Second case this year for failure to register - Manufacturer pays $170,000
A manufacturer of metal doors and windows, Creative Engineering Works Pte Ltd (“CEWPL”), has to pay about $170,000 in taxes and penalty for failing to inform the Comptroller of Goods and Services Tax (“GST”) that it needed to register for GST. The court also ordered CEWPL to pay a fine of $5,500. CEWPL is the second company to be charged in court this year for such offences.
Businesses with over $1 million turnover must register for GST Under the law, businesses with annual sales turnover exceeding $1 million must register for GST. A GST-registered business is required to charge GST on its sales. It can offset this with the GST it pays on its purchases before accounting for the net difference to IRAS.
Businesses should regularly assess if they need to register for GST. They must register for GST if their turnover for the past four quarters or expected turnover for the next 12 months exceeds $1 million. This should be done within 30 days of the date their 12-monthly turnover crosses the $1 million mark.
How the offence was committed IRAS’ investigations revealed that CEWPL’s taxable turnover for the four quarters ending 30 Jun 2005, 30 Sept 2005, 31 Dec 2005 and 31 Mar 2006 exceeded the $1 million threshold. However, it failed to inform the Comptroller of GST of its liability to register for GST within 30 days of the end of the last quarter, i.e. 30 Apr 2006.
Furthermore, CEWPL deliberately cancelled genuine invoices amounting to $599,389.77 to avoid registering for GST.
For its wilful actions, CEWPL has to pay $154,535.16 of GST that it did not account for between 1 Jun 2006 and 31 Dec 2008. Beyond this, CEPWL has to pay an additional penalty equal to 10% of the amount of the tax due. This amounted to $15,453.53. CEWPL was also fined $5,500 by the Court.

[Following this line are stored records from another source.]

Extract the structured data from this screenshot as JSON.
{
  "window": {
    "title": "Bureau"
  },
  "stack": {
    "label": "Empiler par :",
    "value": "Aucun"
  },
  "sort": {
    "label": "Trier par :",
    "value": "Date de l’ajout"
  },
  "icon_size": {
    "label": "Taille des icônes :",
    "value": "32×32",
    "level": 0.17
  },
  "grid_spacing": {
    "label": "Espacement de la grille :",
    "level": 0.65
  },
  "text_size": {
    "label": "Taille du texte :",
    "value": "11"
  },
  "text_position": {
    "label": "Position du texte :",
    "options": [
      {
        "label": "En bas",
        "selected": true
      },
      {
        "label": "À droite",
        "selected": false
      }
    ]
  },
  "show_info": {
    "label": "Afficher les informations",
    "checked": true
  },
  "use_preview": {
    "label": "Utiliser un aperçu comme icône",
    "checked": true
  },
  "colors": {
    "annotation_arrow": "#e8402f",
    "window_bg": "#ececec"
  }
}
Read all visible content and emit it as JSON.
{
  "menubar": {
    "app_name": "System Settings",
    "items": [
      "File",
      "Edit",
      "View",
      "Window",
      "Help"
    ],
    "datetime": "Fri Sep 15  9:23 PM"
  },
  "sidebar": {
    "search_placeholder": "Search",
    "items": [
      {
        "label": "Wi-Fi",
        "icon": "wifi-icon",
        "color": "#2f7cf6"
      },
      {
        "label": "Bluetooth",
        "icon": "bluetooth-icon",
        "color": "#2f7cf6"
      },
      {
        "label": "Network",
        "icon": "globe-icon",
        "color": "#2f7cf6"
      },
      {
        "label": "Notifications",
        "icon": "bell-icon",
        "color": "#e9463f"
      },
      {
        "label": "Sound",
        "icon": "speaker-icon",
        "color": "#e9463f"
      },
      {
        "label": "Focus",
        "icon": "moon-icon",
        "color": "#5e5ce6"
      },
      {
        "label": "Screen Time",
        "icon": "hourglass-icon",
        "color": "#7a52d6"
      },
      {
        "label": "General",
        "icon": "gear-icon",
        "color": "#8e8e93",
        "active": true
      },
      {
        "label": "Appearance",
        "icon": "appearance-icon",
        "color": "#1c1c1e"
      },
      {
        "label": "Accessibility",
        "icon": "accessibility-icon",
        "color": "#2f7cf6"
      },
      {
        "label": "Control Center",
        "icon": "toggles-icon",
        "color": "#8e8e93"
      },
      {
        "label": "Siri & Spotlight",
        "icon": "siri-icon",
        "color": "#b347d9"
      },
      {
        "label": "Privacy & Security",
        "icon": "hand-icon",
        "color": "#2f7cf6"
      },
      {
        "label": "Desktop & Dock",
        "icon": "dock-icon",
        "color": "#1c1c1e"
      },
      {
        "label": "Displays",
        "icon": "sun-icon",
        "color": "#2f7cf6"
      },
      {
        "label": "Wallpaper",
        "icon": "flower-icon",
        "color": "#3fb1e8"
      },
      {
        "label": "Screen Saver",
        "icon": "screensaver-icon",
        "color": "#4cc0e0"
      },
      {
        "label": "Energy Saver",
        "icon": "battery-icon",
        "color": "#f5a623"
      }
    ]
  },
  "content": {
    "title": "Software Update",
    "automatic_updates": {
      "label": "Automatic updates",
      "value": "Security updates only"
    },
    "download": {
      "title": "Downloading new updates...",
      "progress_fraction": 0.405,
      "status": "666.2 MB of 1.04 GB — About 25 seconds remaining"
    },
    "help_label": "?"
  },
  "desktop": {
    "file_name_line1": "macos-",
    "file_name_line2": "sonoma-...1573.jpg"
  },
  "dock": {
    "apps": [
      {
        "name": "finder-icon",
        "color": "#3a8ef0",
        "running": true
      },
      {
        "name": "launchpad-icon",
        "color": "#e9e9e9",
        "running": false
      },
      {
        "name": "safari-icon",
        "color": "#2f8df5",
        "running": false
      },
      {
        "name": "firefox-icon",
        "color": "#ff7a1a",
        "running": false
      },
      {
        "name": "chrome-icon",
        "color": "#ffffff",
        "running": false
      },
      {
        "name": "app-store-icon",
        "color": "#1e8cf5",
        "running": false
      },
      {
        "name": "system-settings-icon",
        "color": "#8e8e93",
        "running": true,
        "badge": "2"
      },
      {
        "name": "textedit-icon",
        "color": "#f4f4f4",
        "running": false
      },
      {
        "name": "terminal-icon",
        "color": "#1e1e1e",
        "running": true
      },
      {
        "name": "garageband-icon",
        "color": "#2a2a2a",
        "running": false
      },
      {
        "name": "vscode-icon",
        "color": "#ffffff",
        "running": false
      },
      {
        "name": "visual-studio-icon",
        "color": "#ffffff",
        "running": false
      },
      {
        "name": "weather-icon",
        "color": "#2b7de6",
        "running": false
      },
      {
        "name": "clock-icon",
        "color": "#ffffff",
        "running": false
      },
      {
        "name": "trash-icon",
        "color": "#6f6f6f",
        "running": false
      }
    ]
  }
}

Penalties for failure to register for GST
Businesses failing to register for GST even though they are required to do so by law can be fined up to $10,000 and pay a penalty equal to 10% of the tax due from the date on which the business is required to register for GST. The business’ effective date of GST registration will be back-dated to the day that its liability to register arose. Consequently, the business will have to pay the outstanding GST on all its past transactions since the effective date of registration, even if this amount was not collected from its customers.
Source: IRAS, 11 April 2014